The NSW Rifle Association is looking forward to a cessation of hostilities after months of what chairman John Fitzgerald described as harassment from the federal Labor government.
Mr Fitzgerald said he was hoping that the recent change of government will mean that the association will be able to stay at the Anzac Rifle Range at Malabar in Sydney’s south without constant notices of breaches of its lease agreements.
“The Commonwealth through the Department of Finance and Deregulation (DOFAD) is still continuing to follow what can only be identified as continued harassment with issuing of remedy notices of alleged breaches of our Licence in claiming we have not maintained our buildings to a standard of safety and compliance,” he said in his message to competitors at the recent Open Championships and Queen’s Prize.
“We do not accept their assertions and continue to challenge their bullying tactics even it if means returning to court once again to defend our rights.”
The Commonwealth had challenged the NSWRA’s right to stay at the range with DOFAD issuing an eviction notice in October 2011 ordering the association off the land. This was in direct breach of an agreement between the Commonwealth and NWSRA that would maintain the land as a rifle range until another suitable site was established for a seamless changeover.
DOFAD’s eviction notice would have effectively booted NSWRA off the range with nowhere to go.
NSWRA took the matter to the Supreme Court where it won a reprieve and the Commonwealth was directed to pay the $420,000 court costs.
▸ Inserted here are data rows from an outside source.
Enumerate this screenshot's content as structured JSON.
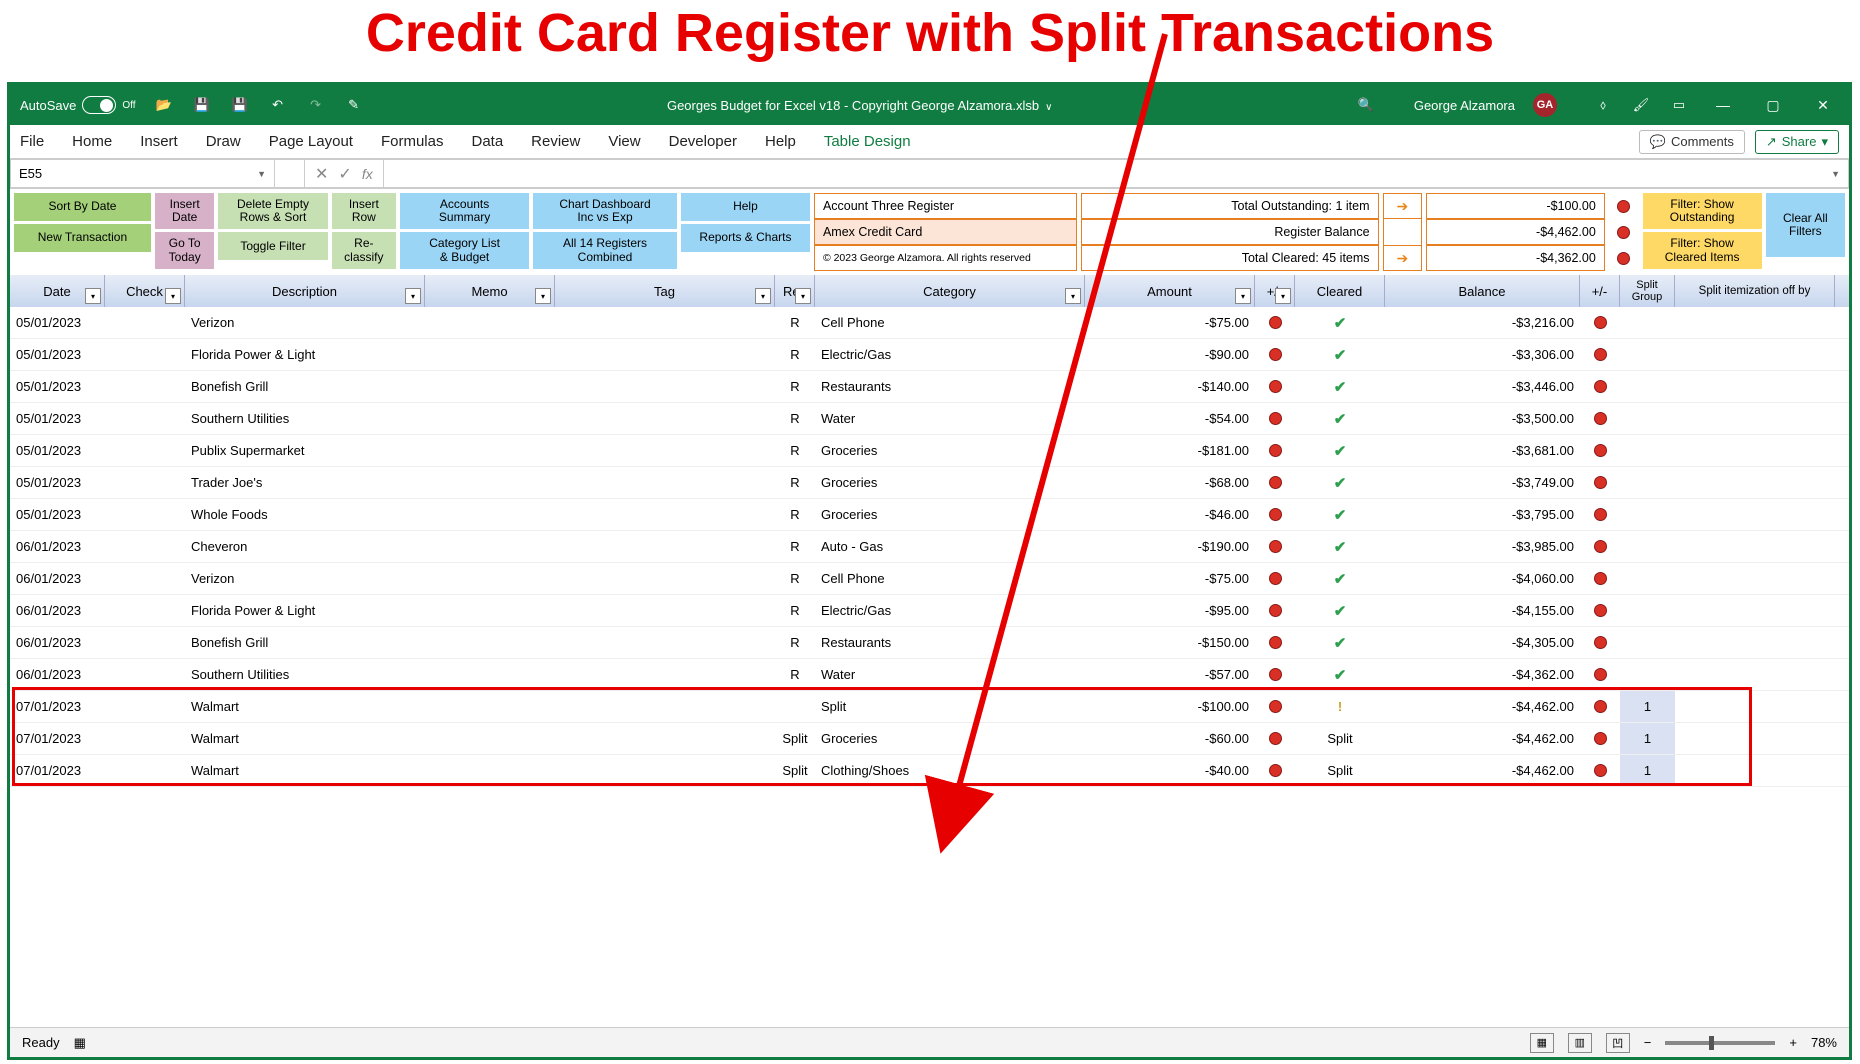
{
  "overlay_title": "Credit Card Register with Split Transactions",
  "titlebar": {
    "autosave": "AutoSave",
    "autosave_state": "Off",
    "filename": "Georges Budget for Excel v18 - Copyright George Alzamora.xlsb",
    "username": "George Alzamora",
    "user_initials": "GA"
  },
  "ribbon": {
    "tabs": [
      "File",
      "Home",
      "Insert",
      "Draw",
      "Page Layout",
      "Formulas",
      "Data",
      "Review",
      "View",
      "Developer",
      "Help",
      "Table Design"
    ],
    "active_tab": "Table Design",
    "comments_btn": "Comments",
    "share_btn": "Share"
  },
  "formula_bar": {
    "cell_ref": "E55",
    "fx": "fx",
    "formula": ""
  },
  "toolbar": {
    "row1": {
      "sort_by_date": "Sort By Date",
      "insert_date": "Insert\nDate",
      "delete_empty": "Delete Empty\nRows & Sort",
      "insert_row": "Insert\nRow",
      "accounts_summary": "Accounts\nSummary",
      "chart_dashboard": "Chart Dashboard\nInc vs Exp",
      "help": "Help"
    },
    "row2": {
      "new_transaction": "New Transaction",
      "goto_today": "Go To\nToday",
      "toggle_filter": "Toggle Filter",
      "reclassify": "Re-\nclassify",
      "category_list": "Category List\n& Budget",
      "all_registers": "All 14 Registers\nCombined",
      "reports_charts": "Reports & Charts"
    },
    "filter_outstanding": "Filter: Show\nOutstanding",
    "filter_cleared": "Filter: Show\nCleared Items",
    "clear_filters": "Clear All\nFilters"
  },
  "info": {
    "account_register": "Account Three Register",
    "account_name": "Amex Credit Card",
    "copyright": "© 2023 George Alzamora. All rights reserved",
    "total_outstanding_label": "Total Outstanding: 1 item",
    "total_outstanding_value": "-$100.00",
    "register_balance_label": "Register Balance",
    "register_balance_value": "-$4,462.00",
    "total_cleared_label": "Total Cleared: 45 items",
    "total_cleared_value": "-$4,362.00"
  },
  "columns": [
    "Date",
    "Check",
    "Description",
    "Memo",
    "Tag",
    "Rec",
    "Category",
    "Amount",
    "+/-",
    "Cleared",
    "Balance",
    "+/-",
    "Split Group",
    "Split itemization off by"
  ],
  "transactions": [
    {
      "date": "05/01/2023",
      "desc": "Verizon",
      "rec": "R",
      "cat": "Cell Phone",
      "amount": "-$75.00",
      "cleared": "check",
      "balance": "-$3,216.00",
      "sg": "",
      "recText": "R"
    },
    {
      "date": "05/01/2023",
      "desc": "Florida Power & Light",
      "rec": "R",
      "cat": "Electric/Gas",
      "amount": "-$90.00",
      "cleared": "check",
      "balance": "-$3,306.00",
      "sg": ""
    },
    {
      "date": "05/01/2023",
      "desc": "Bonefish Grill",
      "rec": "R",
      "cat": "Restaurants",
      "amount": "-$140.00",
      "cleared": "check",
      "balance": "-$3,446.00",
      "sg": ""
    },
    {
      "date": "05/01/2023",
      "desc": "Southern Utilities",
      "rec": "R",
      "cat": "Water",
      "amount": "-$54.00",
      "cleared": "check",
      "balance": "-$3,500.00",
      "sg": ""
    },
    {
      "date": "05/01/2023",
      "desc": "Publix Supermarket",
      "rec": "R",
      "cat": "Groceries",
      "amount": "-$181.00",
      "cleared": "check",
      "balance": "-$3,681.00",
      "sg": ""
    },
    {
      "date": "05/01/2023",
      "desc": "Trader Joe's",
      "rec": "R",
      "cat": "Groceries",
      "amount": "-$68.00",
      "cleared": "check",
      "balance": "-$3,749.00",
      "sg": ""
    },
    {
      "date": "05/01/2023",
      "desc": "Whole Foods",
      "rec": "R",
      "cat": "Groceries",
      "amount": "-$46.00",
      "cleared": "check",
      "balance": "-$3,795.00",
      "sg": ""
    },
    {
      "date": "06/01/2023",
      "desc": "Cheveron",
      "rec": "R",
      "cat": "Auto - Gas",
      "amount": "-$190.00",
      "cleared": "check",
      "balance": "-$3,985.00",
      "sg": ""
    },
    {
      "date": "06/01/2023",
      "desc": "Verizon",
      "rec": "R",
      "cat": "Cell Phone",
      "amount": "-$75.00",
      "cleared": "check",
      "balance": "-$4,060.00",
      "sg": ""
    },
    {
      "date": "06/01/2023",
      "desc": "Florida Power & Light",
      "rec": "R",
      "cat": "Electric/Gas",
      "amount": "-$95.00",
      "cleared": "check",
      "balance": "-$4,155.00",
      "sg": ""
    },
    {
      "date": "06/01/2023",
      "desc": "Bonefish Grill",
      "rec": "R",
      "cat": "Restaurants",
      "amount": "-$150.00",
      "cleared": "check",
      "balance": "-$4,305.00",
      "sg": ""
    },
    {
      "date": "06/01/2023",
      "desc": "Southern Utilities",
      "rec": "R",
      "cat": "Water",
      "amount": "-$57.00",
      "cleared": "check",
      "balance": "-$4,362.00",
      "sg": ""
    },
    {
      "date": "07/01/2023",
      "desc": "Walmart",
      "rec": "",
      "cat": "Split",
      "amount": "-$100.00",
      "cleared": "exclaim",
      "balance": "-$4,462.00",
      "sg": "1",
      "split": true
    },
    {
      "date": "07/01/2023",
      "desc": "Walmart",
      "rec": "Split",
      "cat": "Groceries",
      "amount": "-$60.00",
      "cleared": "Split",
      "balance": "-$4,462.00",
      "sg": "1",
      "split": true
    },
    {
      "date": "07/01/2023",
      "desc": "Walmart",
      "rec": "Split",
      "cat": "Clothing/Shoes",
      "amount": "-$40.00",
      "cleared": "Split",
      "balance": "-$4,462.00",
      "sg": "1",
      "split": true
    }
  ],
  "statusbar": {
    "ready": "Ready",
    "zoom": "78%"
  }
}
The Commonwealth also dropped a planned appeal against the decision and instead appears to have taken to harassment of the NSWRA.
“Unfortunately the battle is not over yet,” Mr Fitzgerald continued. “But I am quietly confident that with a change of government resulting from (the Federal) elections, the outlook for an amicable and consultative approach with DOFAD’s new masters can only be considered in our best interests and maybe justice will prevail.”